    Cite this publication | No. of pages: 97-112 | Tags: cash transfers, household income
    Income transfers, early marriage and fertility in Malawi and Zambia

    AUTHOR(S)
    Fidelia Dake, Luisa Natali, G. Angeles, Jacobus de Hoop, Sudhanshu Handa, Amber Peterman

    Published: 2018
    There is increasing interest in the ability of cash transfers to facilitate safe transitions to adulthood in low‐income settings; however, evidence from scaled‐up government programming demonstrating this potential is scarce. Using two experimental evaluations of unconditional cash transfers targeted to ultra‐poor and labor‐constrained households over approximately three years in Malawi and Zambia, we examine whether cash transfers delayed early marriage and pregnancy among youth aged 14 to 21 years at baseline. Although we find strong impacts on poverty and schooling, two main pathways hypothesized in the literature, we find limited impacts on safe transition outcomes for both males and females. In addition, despite hypotheses that social norms may constrain potential impacts of cash transfer programs, we show suggestive evidence that pre‐program variation in social norms across communities does not significantly affect program impact. We conclude with policy implications and suggestions for future research.
    Effects of Public Policy on Child Labor: Current Knowledge, Gaps, and Implications for Program Design

    AUTHOR(S)
    Ana C. Dammert, Jacobus de Hoop, Eric Mvukiyehe, Furio Camillo Rosati
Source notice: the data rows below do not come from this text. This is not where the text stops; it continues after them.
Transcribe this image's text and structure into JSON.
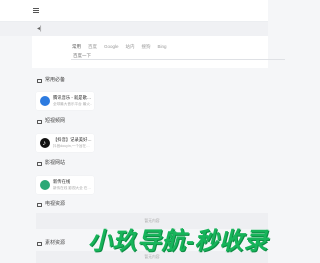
{
  "search": {
    "engines": [
      "常用",
      "百度",
      "Google",
      "站内",
      "搜狗",
      "Bing"
    ],
    "placeholder": "百度一下"
  },
  "sections": [
    {
      "title": "常用必备"
    },
    {
      "title": "短视频网"
    },
    {
      "title": "影视网站"
    },
    {
      "title": "电视资源"
    },
    {
      "title": "素材资源"
    }
  ],
  "cards": [
    {
      "name": "腾讯音乐 - 就是歌…",
      "desc": "全球最大音乐平台 最火…",
      "icon": "weread-icon"
    },
    {
      "name": "【抖音】记录美好…",
      "desc": "抖音douyin,一个旨在…",
      "icon": "douyin-icon"
    },
    {
      "name": "新传在线",
      "desc": "新传在线 影视大全 在…",
      "icon": "xinchuan-icon"
    }
  ],
  "placeholders": [
    "暂无内容",
    "暂无内容"
  ],
  "watermark": "小玖导航-秒收录",
  "colors": {
    "accent": "#17b45a",
    "active_engine": "#555555"
  }
}
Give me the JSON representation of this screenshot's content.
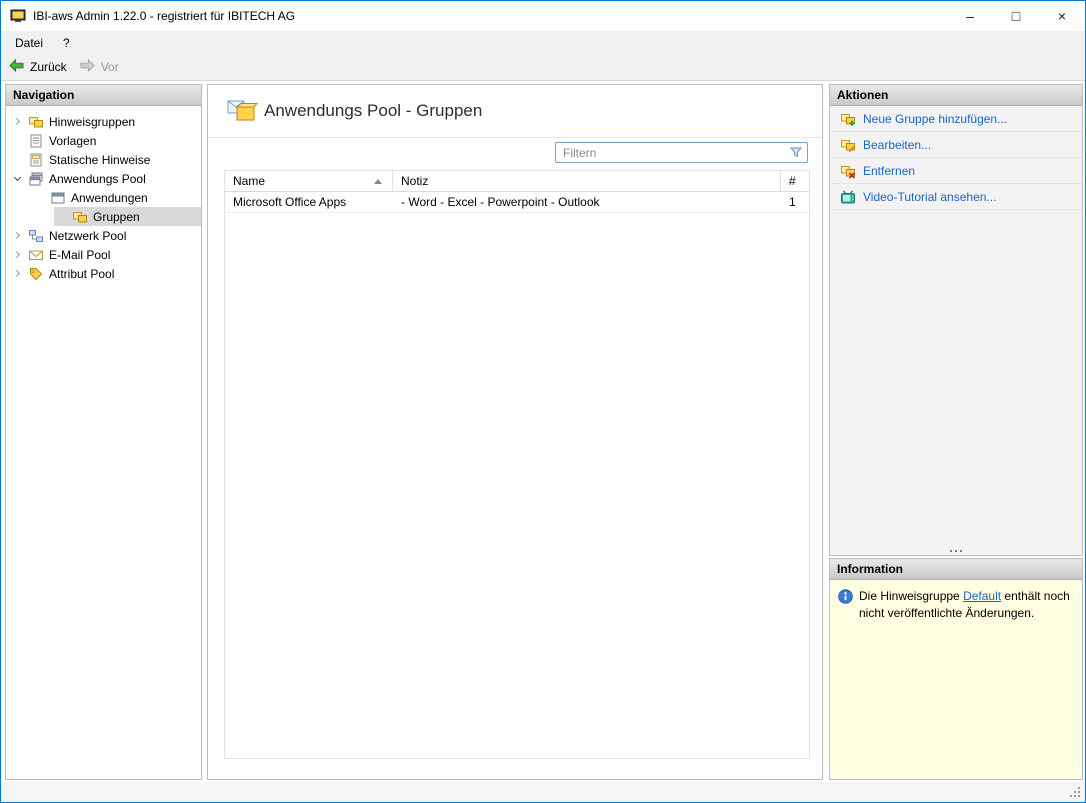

    Published: 2018
    Household decisions about child labor are influenced by income, uncertainty, and relative returns to work and education. The complexity of the phenomenon implies that a large set of policy instruments can be used to address child labor or can affect child labor. This review of 33 impact evaluations provides a comprehensive look at pathways through which social protection (credit and microfinance, cash transfers, vouchers, food programs), and labor programs affect child labor. Despite the complexity of integrating findings across different child labor definitions, implementation contexts, and policy instruments, some patterns emerge. For example, programs that address child labor by reducing the vulnerability of the household produce the desired effect. Transfers reduced child labor in most cases. Similarly, programs that help the household cope with exposure to risk, for example, health insurance, reduce household reliance on child labor. On the other hand, policies aimed at increasing adult household members’ participation in the labor market or entrepreneurial activities, can generate demand for adolescent and child work. Of course, such programs are an important component of anti-poverty strategies, but they could be modified and integrated with additional interventions to ensure that they do not produce adverse effects on child labor. While progress has been made over the past decade, there is still much to learn about the effects of public policy on the labor participation of many children in developing countries
    Cite this publication | No. of pages: 104-123 | Tags: child labour, household income
    51 - 60 of 118